The string "icon" appears in some lines of the entries that follow; copy each such line.

☆ ☆ ☆ ☆

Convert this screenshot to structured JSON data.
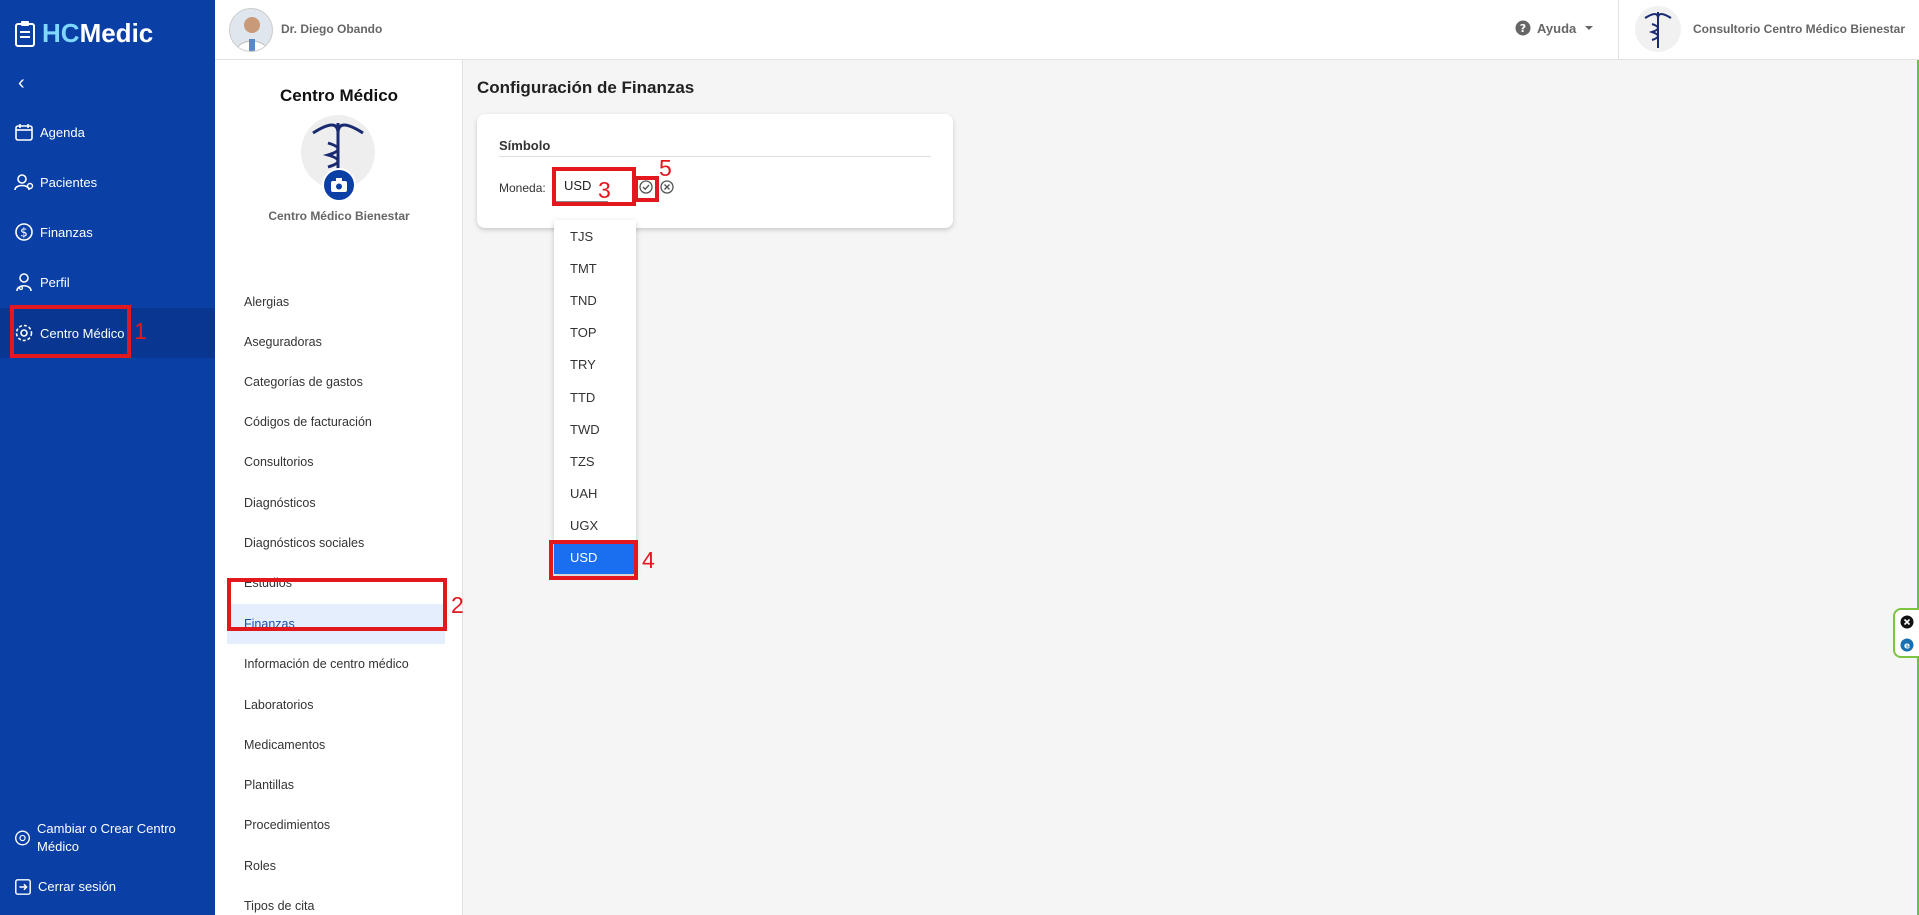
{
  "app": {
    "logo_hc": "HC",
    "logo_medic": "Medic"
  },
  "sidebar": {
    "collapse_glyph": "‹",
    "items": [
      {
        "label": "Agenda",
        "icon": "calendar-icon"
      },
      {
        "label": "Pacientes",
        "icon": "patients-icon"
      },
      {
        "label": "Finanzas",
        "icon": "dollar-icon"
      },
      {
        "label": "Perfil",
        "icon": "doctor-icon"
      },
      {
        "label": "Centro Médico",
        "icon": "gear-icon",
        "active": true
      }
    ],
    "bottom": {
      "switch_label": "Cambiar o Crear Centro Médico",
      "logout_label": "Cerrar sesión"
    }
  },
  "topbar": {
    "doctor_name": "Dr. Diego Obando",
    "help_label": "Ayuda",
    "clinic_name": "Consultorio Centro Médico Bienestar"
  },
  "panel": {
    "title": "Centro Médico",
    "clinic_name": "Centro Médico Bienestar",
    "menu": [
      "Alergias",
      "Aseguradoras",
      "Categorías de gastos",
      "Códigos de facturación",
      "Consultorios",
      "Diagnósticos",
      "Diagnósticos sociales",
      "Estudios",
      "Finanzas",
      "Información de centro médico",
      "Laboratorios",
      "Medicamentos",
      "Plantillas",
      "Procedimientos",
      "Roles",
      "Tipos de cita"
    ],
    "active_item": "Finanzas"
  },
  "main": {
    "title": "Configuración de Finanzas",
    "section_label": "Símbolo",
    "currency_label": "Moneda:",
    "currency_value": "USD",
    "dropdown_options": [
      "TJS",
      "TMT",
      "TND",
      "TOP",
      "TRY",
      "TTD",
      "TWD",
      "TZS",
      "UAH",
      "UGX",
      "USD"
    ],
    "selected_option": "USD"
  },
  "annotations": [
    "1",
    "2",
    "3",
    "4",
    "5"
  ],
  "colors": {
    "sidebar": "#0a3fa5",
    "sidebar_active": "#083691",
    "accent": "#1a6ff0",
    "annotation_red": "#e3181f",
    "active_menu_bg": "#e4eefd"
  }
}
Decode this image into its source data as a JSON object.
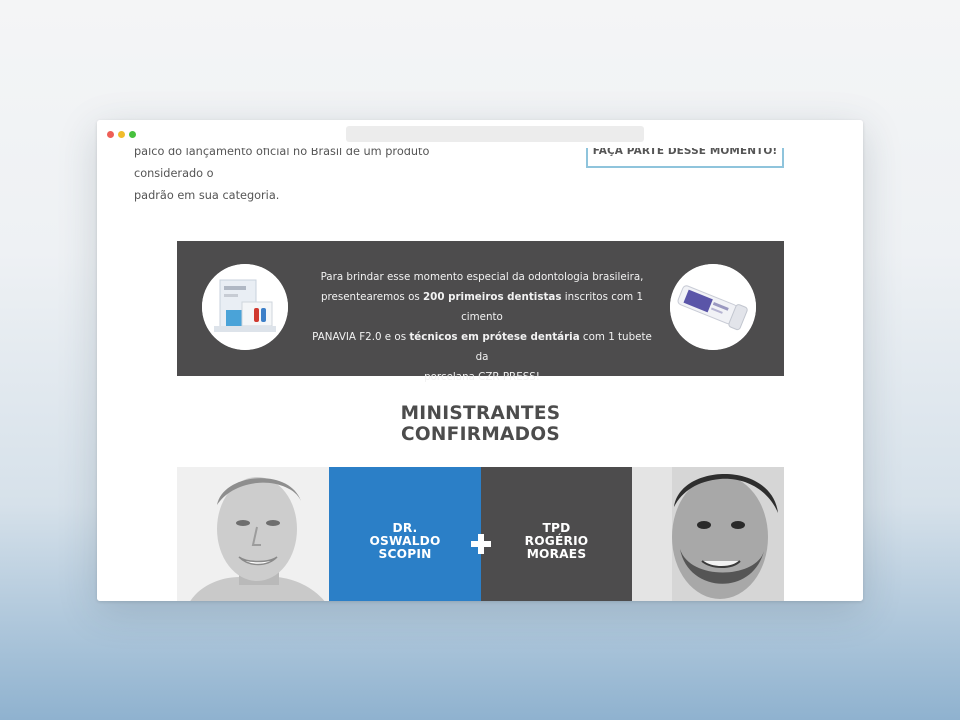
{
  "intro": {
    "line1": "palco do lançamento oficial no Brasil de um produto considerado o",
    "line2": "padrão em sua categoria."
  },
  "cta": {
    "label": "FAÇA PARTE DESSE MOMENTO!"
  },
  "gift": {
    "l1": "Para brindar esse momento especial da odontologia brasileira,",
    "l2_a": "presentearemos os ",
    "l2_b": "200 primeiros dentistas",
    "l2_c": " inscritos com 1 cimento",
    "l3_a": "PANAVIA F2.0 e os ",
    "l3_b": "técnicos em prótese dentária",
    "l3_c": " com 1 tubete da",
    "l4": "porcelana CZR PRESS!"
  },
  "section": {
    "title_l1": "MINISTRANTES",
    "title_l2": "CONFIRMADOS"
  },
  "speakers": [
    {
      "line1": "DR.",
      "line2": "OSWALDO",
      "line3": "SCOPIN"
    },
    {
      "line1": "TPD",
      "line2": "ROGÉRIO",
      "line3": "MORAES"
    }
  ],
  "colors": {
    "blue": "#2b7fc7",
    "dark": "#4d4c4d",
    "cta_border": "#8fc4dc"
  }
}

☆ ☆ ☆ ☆

Output of the task -
        "icon": "calendar-icon"
        "icon": "patients-icon"
        "icon": "dollar-icon"
        "icon": "doctor-icon"
        "icon": "gear-icon",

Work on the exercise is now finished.